Hayabusa 2's mission is to explore an asteroid, which is essentially a hunk of leftover material from the creation of the solar system. The data collected will help scientists understand how the planets that orbit our Sun came to form, the origins of Earth's oceans, and the building blocks for life.

Whilst the spacecraft itself will be responsible for remotely observing, collecting samples, and even creating an artificial crater on the surface of Ryugu, the robotic explorer will not shoulder the burden of its ambitious mission alone. The industrious probe carries with it a fleet of little helpers, including a lander and three small rovers, which will hop around exploring and documenting the asteroid's pockmarked surface.

JAXA graphic showing the locations of Hayabusa 2's thrusters
JAXA graphic showing the locations of Hayabusa 2's thrusters

The shape of Ryugu gradually became clear as Hayabusa 2 drew nearer to the asteroid. While it first took on a dumpling-like appearance, the ever-diminishing distance soon allowed the probe to discern its true shape. Side-on, Ryugu's prominent equatorial bulge makes the asteroid appear like a diamond, or a dice balanced on its edge.

On June 27 Hayabusa 2 fired its chemical propulsion thrusters as part of a pre-programmed command sequence that had been uploaded to the spacecraft earlier that day. On 9:35 a.m. JST (20:35 p.m. ET), JAXA received confirmation that the thruster had performed nominally, and that Hayabusa 2 had made orbit, and was maintaining a distance of 20 km (12 miles) from the asteroid.

In the coming weeks, the mission team will direct Hayabusa 2 to continue remotely observing the asteroid as they look to identify potential landing points for the spacecraft to gently touch down and collect samples.
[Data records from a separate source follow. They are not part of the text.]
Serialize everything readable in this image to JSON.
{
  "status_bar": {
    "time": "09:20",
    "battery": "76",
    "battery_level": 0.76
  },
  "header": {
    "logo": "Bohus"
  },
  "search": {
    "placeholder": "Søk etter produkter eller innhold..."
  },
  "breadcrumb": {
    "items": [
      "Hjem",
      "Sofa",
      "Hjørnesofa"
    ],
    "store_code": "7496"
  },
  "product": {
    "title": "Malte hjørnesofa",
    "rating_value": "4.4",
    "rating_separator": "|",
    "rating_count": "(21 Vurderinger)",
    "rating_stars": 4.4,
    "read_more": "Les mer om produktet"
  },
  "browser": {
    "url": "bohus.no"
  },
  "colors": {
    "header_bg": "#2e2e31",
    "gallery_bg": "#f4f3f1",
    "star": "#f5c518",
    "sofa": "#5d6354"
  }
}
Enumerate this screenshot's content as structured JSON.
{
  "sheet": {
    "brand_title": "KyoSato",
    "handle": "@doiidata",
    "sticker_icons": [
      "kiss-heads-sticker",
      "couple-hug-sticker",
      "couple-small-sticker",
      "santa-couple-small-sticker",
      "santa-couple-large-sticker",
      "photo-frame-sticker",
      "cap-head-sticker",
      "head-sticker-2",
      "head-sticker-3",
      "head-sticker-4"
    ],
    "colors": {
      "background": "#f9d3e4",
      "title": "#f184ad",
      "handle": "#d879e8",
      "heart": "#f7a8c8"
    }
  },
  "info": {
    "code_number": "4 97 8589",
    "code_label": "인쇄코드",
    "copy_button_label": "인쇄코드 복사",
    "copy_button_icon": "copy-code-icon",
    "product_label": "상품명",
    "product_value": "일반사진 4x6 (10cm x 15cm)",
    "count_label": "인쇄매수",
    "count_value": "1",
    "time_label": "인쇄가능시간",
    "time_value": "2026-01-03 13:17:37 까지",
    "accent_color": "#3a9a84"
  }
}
Source: JAXA

1 comment
Bob Stuart
A dice balanced on edge is still a cube.